** DATA FOR THE TASK follows **

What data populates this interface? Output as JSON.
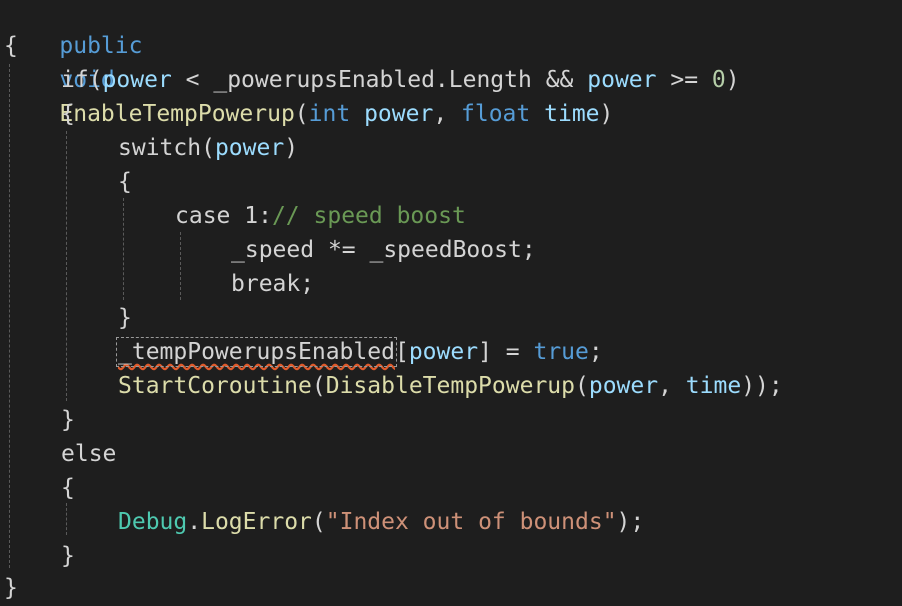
{
  "code": {
    "line1": {
      "kw_public": "public",
      "kw_void": "void",
      "fn_name": "EnableTempPowerup",
      "paren_open": "(",
      "kw_int": "int",
      "p1": "power",
      "comma": ", ",
      "kw_float": "float",
      "p2": "time",
      "paren_close": ")"
    },
    "line2": {
      "brace": "{"
    },
    "line3": {
      "kw_if": "if",
      "open": "(",
      "v1": "power",
      "op1": " < ",
      "v2": "_powerupsEnabled.Length",
      "op2": " && ",
      "v3": "power",
      "op3": " >= ",
      "num": "0",
      "close": ")"
    },
    "line4": {
      "brace": "{"
    },
    "line5": {
      "kw_switch": "switch",
      "open": "(",
      "v": "power",
      "close": ")"
    },
    "line6": {
      "brace": "{"
    },
    "line7": {
      "kw_case": "case",
      "num": " 1",
      "colon": ":",
      "comment": "// speed boost"
    },
    "line8": {
      "v1": "_speed",
      "op": " *= ",
      "v2": "_speedBoost",
      "semi": ";"
    },
    "line9": {
      "kw_break": "break",
      "semi": ";"
    },
    "line10": {
      "brace": "}"
    },
    "line11": {
      "v1": "_tempPowerupsEnabled",
      "bracket_open": "[",
      "v2": "power",
      "bracket_close": "]",
      "op": " = ",
      "kw_true": "true",
      "semi": ";"
    },
    "line12": {
      "fn1": "StartCoroutine",
      "open1": "(",
      "fn2": "DisableTempPowerup",
      "open2": "(",
      "v1": "power",
      "comma": ", ",
      "v2": "time",
      "close": "));"
    },
    "line13": {
      "brace": "}"
    },
    "line14": {
      "kw_else": "else"
    },
    "line15": {
      "brace": "{"
    },
    "line16": {
      "type": "Debug",
      "dot": ".",
      "fn": "LogError",
      "open": "(",
      "str": "\"Index out of bounds\"",
      "close": ");"
    },
    "line17": {
      "brace": "}"
    },
    "line18": {
      "brace": "}"
    }
  },
  "colors": {
    "background": "#1e1e1e",
    "keyword": "#569cd6",
    "function": "#dcdcaa",
    "variable": "#9cdcfe",
    "number": "#b5cea8",
    "string": "#ce9178",
    "comment": "#6a9955",
    "type": "#4ec9b0",
    "error_squiggle": "#e05a2b"
  }
}
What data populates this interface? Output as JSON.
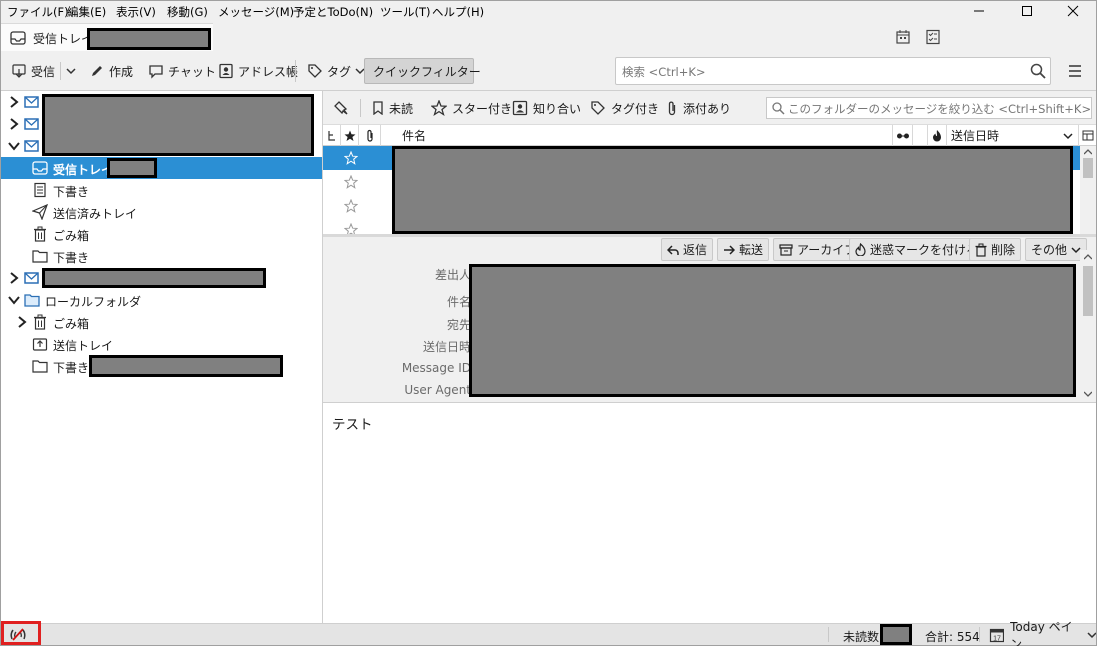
{
  "menubar": {
    "items": [
      "ファイル(F)",
      "編集(E)",
      "表示(V)",
      "移動(G)",
      "メッセージ(M)",
      "予定とToDo(N)",
      "ツール(T)",
      "ヘルプ(H)"
    ]
  },
  "tab": {
    "label": "受信トレイ -"
  },
  "toolbar": {
    "get_mail": "受信",
    "compose": "作成",
    "chat": "チャット",
    "address_book": "アドレス帳",
    "tag": "タグ",
    "quick_filter": "クイックフィルター",
    "search_placeholder": "検索 <Ctrl+K>"
  },
  "folders": {
    "inbox": "受信トレイ",
    "drafts": "下書き",
    "sent": "送信済みトレイ",
    "trash": "ごみ箱",
    "drafts2": "下書き",
    "local_folders": "ローカルフォルダ",
    "local_trash": "ごみ箱",
    "local_outbox": "送信トレイ",
    "local_drafts": "下書き-"
  },
  "quickfilter": {
    "unread": "未読",
    "starred": "スター付き",
    "contacts": "知り合い",
    "tagged": "タグ付き",
    "attachment": "添付あり",
    "placeholder": "このフォルダーのメッセージを絞り込む <Ctrl+Shift+K>"
  },
  "thread_columns": {
    "subject": "件名",
    "date": "送信日時"
  },
  "message_header": {
    "buttons": {
      "reply": "返信",
      "forward": "転送",
      "archive": "アーカイブ",
      "junk": "迷惑マークを付ける",
      "delete": "削除",
      "other": "その他"
    },
    "labels": {
      "from": "差出人",
      "subject": "件名",
      "to": "宛先",
      "date": "送信日時",
      "message_id": "Message ID",
      "user_agent": "User Agent"
    }
  },
  "message_body": {
    "text": "テスト"
  },
  "statusbar": {
    "unread_label": "未読数:",
    "total": "合計: 554",
    "today_pane": "Today ペイン"
  },
  "colors": {
    "selection": "#2b8fd4",
    "chrome": "#f0f0f0",
    "highlight_box": "#e02020"
  }
}
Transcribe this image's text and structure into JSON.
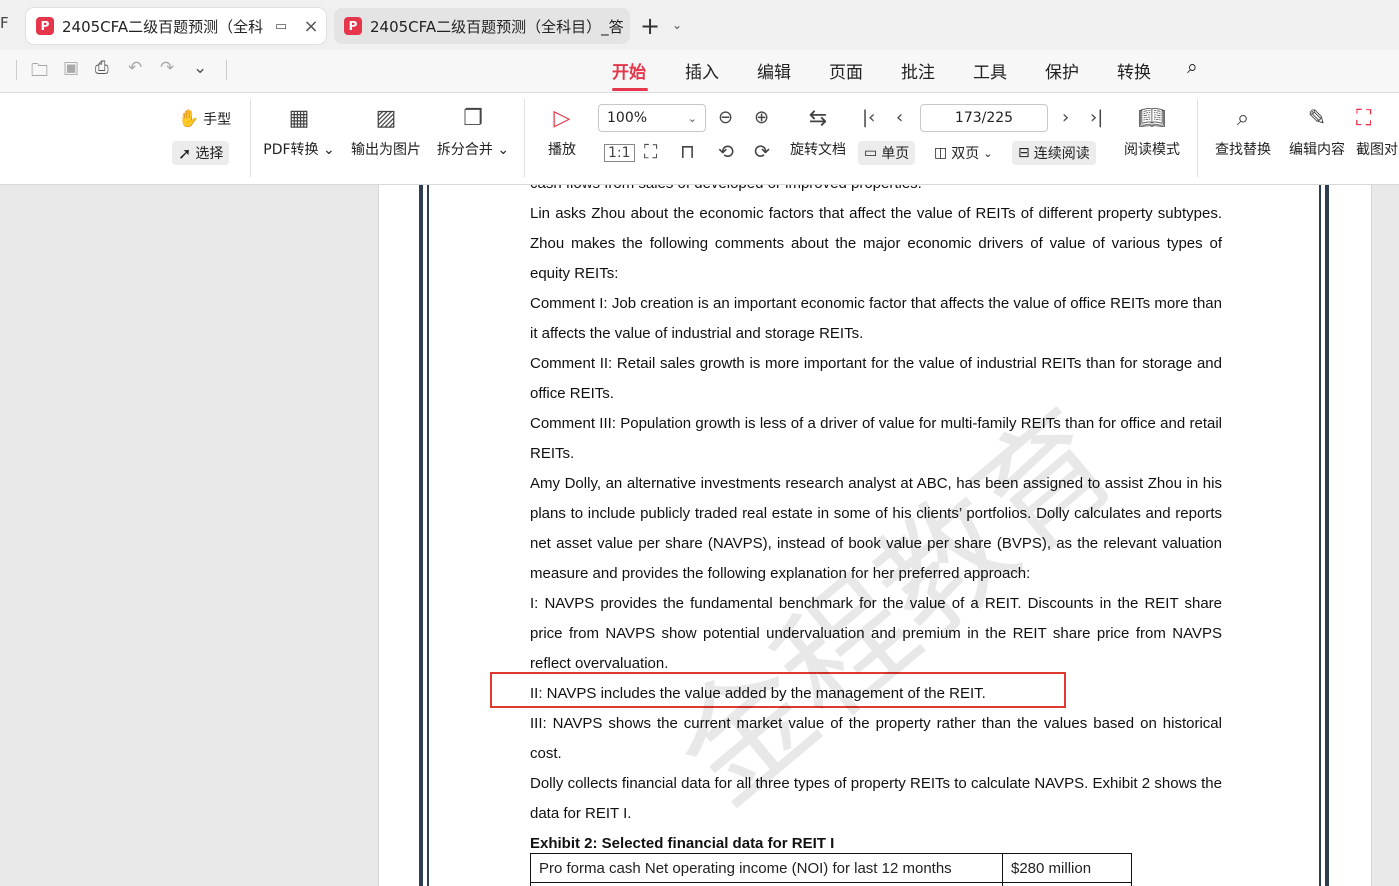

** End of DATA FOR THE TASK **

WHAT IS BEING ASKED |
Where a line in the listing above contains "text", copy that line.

SOLVED EXERCISE |
    "text": "テスト"
Transcribe this image's text and structure into JSON.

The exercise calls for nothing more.